The first year of University is potentially not going to be the best year of your life.
Yes, you heard me, the saying that “your university years are going to be the best of your life” is not always true.
Don’t get me wrong, you may find that first year is the best of your life, but in my experience it wasn’t in many ways.
No one prepares you for the immense changes that you’re going to go. Moving away from home, controlling your own learning, making friends from scratch, taking care of your own health and money management (the worst part).
I remember being ready to leave school to move to York and begin University. I’d been at the same school from Year 7 to Year 13 and while I loved the friends I’d made there and the experience as a whole, I had outgrown the school environment from probably about Year 11.
I found first year became a challenge after the novelty wore off in second term. I realised I would need to work as well as socialise as I received pretty ruthless feedback on some frankly awful essays.
I had no urge to make it to 9am’s and even when I did I found the lectures weren’t worth it and I could have worked better by myself back in my room. However that was one of my biggest problem: I spent a lot of time in my room.
My room was your standard, functional, university campus style room with an ensuite (no complaints there). I made it my own room with photographs, inspirational quotes, bedding, etc. but it never feels like your own space as you can walk along your corridor into your friends room and see an identical version of your own.
I found my first year room isolating as once the heavy slamming fire door was shut I was alone.
Also I did go out and do things, but most of the time it was socialising or working in the library as I only had 7 hours contact a week last year. I did have to 20 set books a term though (not that I managed to read them all).
Anyway, first year will be pretty varied, one minute you feel you’ve cracked it and university is for you, the next you’re crying while watching Netflix with the chicken nuggets you had left over from last nights take away.
So, here are my top tips for getting through the first year of university:
Go to Fresher’s Fair and sign up for too many societies.
This may seem like a really obvious tip, but I went to Fresher’s fair slightly later in the day with some of my flat mates, and I wanted to go through and sign up to different things as I had intended to before arriving.
Instead we just got free pizza and wandered around aimlessly, signing up to things here and there.

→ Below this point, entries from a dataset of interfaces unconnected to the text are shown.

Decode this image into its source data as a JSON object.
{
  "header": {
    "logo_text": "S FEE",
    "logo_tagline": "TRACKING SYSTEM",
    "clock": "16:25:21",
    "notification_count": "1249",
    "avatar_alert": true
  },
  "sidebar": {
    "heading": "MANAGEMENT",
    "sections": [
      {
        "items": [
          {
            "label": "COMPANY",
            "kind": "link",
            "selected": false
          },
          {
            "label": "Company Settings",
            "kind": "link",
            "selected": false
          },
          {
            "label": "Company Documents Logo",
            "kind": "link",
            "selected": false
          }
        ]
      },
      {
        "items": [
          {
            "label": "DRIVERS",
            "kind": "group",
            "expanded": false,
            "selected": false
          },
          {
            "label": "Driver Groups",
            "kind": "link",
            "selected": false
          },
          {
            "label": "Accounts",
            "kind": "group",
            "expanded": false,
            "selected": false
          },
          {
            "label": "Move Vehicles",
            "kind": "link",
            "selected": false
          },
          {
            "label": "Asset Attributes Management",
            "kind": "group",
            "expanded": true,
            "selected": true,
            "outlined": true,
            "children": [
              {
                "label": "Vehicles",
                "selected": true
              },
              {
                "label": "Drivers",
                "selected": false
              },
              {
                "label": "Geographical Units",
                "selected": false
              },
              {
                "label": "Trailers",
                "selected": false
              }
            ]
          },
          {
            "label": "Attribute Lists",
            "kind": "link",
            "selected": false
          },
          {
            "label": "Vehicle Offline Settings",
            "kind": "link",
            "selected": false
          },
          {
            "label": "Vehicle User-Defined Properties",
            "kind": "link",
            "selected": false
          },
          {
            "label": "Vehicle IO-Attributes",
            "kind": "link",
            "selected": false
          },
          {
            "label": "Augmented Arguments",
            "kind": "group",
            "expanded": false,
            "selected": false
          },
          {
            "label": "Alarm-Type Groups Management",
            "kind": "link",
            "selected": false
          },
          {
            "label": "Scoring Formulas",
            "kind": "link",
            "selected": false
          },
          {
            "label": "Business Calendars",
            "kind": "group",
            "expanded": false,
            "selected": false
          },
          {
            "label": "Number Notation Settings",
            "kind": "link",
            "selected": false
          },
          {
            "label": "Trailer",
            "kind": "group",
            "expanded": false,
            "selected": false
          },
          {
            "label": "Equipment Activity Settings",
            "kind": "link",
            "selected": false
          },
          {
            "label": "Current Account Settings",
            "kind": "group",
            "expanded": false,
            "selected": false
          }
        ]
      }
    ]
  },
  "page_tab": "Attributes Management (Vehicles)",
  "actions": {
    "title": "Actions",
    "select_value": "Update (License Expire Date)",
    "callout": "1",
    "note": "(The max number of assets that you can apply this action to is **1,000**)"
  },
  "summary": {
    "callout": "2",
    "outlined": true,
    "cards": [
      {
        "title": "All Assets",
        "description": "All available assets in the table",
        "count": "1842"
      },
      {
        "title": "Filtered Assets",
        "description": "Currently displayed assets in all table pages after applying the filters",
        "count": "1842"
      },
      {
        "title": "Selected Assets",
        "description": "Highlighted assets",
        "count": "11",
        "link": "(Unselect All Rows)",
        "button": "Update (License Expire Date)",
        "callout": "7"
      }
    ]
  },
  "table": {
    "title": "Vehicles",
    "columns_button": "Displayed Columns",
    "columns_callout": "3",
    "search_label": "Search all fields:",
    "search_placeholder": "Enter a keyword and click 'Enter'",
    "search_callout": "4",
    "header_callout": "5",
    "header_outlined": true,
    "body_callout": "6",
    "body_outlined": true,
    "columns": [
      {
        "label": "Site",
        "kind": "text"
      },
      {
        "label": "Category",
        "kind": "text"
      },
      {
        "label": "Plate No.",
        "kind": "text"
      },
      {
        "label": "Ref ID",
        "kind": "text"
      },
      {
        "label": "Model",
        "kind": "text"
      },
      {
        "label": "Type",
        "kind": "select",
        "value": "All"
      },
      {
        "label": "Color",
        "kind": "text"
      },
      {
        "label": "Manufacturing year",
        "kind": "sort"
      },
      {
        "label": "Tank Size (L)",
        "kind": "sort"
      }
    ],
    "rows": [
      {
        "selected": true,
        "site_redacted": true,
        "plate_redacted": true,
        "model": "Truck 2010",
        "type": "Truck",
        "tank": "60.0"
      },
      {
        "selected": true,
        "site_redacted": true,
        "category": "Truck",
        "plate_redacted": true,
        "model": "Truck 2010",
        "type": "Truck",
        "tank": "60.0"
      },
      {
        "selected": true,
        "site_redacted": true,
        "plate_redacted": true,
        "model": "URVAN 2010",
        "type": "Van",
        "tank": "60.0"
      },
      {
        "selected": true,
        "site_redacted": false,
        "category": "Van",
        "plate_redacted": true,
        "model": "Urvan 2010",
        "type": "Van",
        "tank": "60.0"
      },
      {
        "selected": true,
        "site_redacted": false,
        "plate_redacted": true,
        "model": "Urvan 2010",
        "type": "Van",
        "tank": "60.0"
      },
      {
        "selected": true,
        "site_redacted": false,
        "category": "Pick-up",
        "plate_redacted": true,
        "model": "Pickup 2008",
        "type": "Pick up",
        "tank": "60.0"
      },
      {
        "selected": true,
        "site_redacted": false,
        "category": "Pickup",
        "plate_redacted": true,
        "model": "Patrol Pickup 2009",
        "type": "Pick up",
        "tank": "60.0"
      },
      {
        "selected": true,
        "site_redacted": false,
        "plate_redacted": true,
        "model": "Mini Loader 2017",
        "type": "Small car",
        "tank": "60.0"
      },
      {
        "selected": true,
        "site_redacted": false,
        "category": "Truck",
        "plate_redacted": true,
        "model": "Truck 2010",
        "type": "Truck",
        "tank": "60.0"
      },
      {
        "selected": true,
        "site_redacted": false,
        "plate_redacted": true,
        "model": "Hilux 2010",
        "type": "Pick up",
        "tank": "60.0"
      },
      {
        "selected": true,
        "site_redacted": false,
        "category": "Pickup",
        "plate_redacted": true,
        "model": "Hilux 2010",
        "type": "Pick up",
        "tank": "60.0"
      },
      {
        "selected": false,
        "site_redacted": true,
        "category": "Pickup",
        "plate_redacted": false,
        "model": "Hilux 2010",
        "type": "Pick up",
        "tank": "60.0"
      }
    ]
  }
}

In second year I signed up for far more at Fresher’s fair, just as even if you don’t end up doing all of them, or you find that dance-yoga-juggle to Taylor Swift isn’t actually for you then you’ve lost nothing. It’s just fun ways to meet lots of different people.
Leave your room/flat at least once a day.
Staring at the same four walls is never going to be healthy for you, even if you are hungover and need to sleep at least leave your room once to go to the kitchen. If you’re feeling more adventurous then get the bus into town with your friends, or just talk a walk on campus to your friends flat so you’re out and doing something.
Be kind to yourself.
If things don’t go the way you planned then don’t beat yourself up – whether that’s grades, work, friends, societies – don’t be disheartened if university life doesn’t go the way you thought it would straight away.
It will either work itself out, or you’ll end up finding something better than you originally expected and embrace that.
Everyone is in the same boat.
You miss your family, you miss someone cooking for you, you’re not sure the course or university or the accommodation is right for you. Shall I continue? You miss friends from home, your grades aren’t going well, the work is hard and you thought you could drink a lot, but everyone can drink you under the table. Honestly everyone will have at least one thought or feeling that you do.
You won’t be a fresher forever.
Next year you will know exactly what’s going on and have friends to support out. There’s a lot more to be certain of once you’ve got through first year and I personally found that comforting.
Also, your following years will count towards your end grade so go out and socialise more than you normally would, and worry less about your work. Basically take a go hard or go home approach to everything. I did and it was great, exhausting, but great.
Use social media to find potential friends at University.
After my previous post about how bad social media can sometimes make you feel (you can read it here) I have to say this is probably the most important tip.
Universities are brilliant at using social media to inform you about societies, fresher’s week, your accommodation, your college or university set up. Before I came to university I had spoken to 10 out of my 12 flat mates for several weeks before arriving, so I had an idea of who everyone was.
I also found people on my course who lived either in my college or nearby colleges and that started a group chat (everything you do at uni will have a group chat).
Message your seminar pals
I’ve also found that sending a FB message to someone in your seminar or society can make a HUGE difference. If you’re anxious or awkward about making new friends in person, or if it reaches second term and everyone has already consolidated friendships and you feel like you haven’t.
You will bond over the fact that you haven’t done the reading, you don’t know what you’re doing and you’re not sure where your student loan has gone.
Make friends with your flatmates
You new flatmates are your new family. Get to know them, make an effort, get them out of bed when they cba, they’ll thank you for it later. It’s an amazing and unique experience living with brand new people and the friendships you form will create brilliant, mad and ridiculous stories that you will tell for years to come.
How was your first year at University?